▶ **What the task requires**
Scan the listing for the word "Saint" and report every line that contains it.

▶ **Source records**
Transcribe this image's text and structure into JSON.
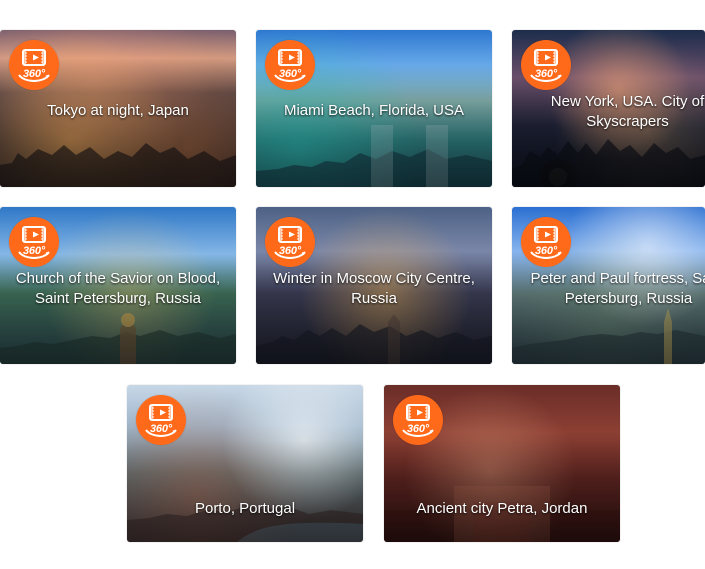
{
  "gallery": {
    "badge": {
      "text": "360°"
    },
    "items": [
      {
        "caption": "Tokyo at night, Japan"
      },
      {
        "caption": "Miami Beach, Florida, USA"
      },
      {
        "caption": "New York, USA. City of Skyscrapers"
      },
      {
        "caption": "Church of the Savior on Blood, Saint Petersburg, Russia"
      },
      {
        "caption": "Winter in Moscow City Centre, Russia"
      },
      {
        "caption": "Peter and Paul fortress, Saint Petersburg, Russia"
      },
      {
        "caption": "Porto, Portugal"
      },
      {
        "caption": "Ancient city Petra, Jordan"
      }
    ]
  },
  "colors": {
    "badge": "#ff6a1a",
    "caption": "#ffffff",
    "background": "#ffffff"
  },
  "icons": {
    "badge_icon": "video-360-icon"
  }
}
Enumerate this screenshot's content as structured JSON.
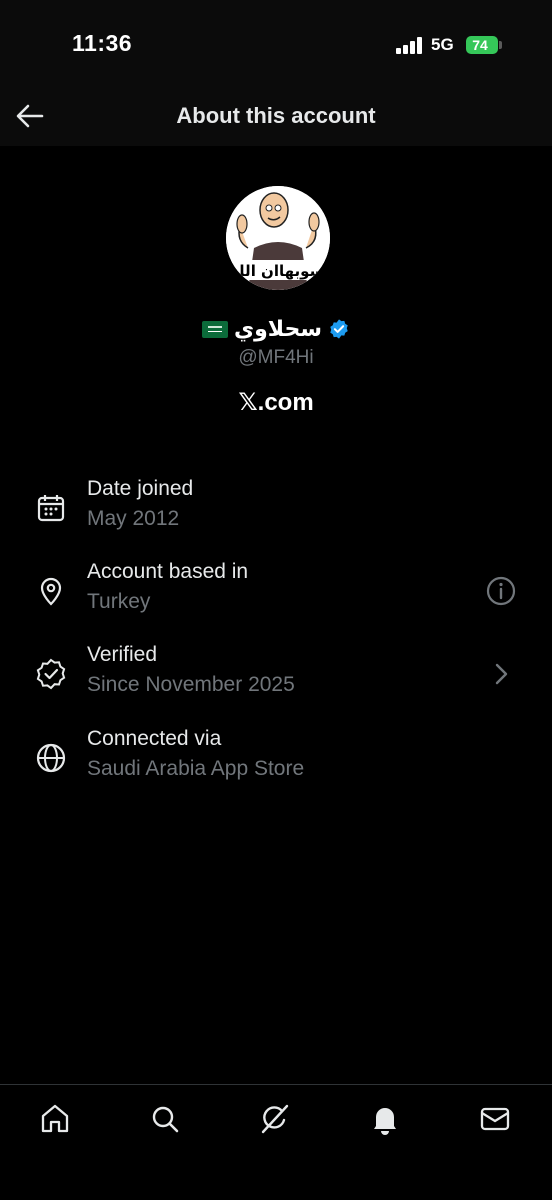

▶ **Response area**
        "caption": "Church of the Savior on Blood, Saint Petersburg, Russia"
        "caption": "Peter and Paul fortress, Saint Petersburg, Russia"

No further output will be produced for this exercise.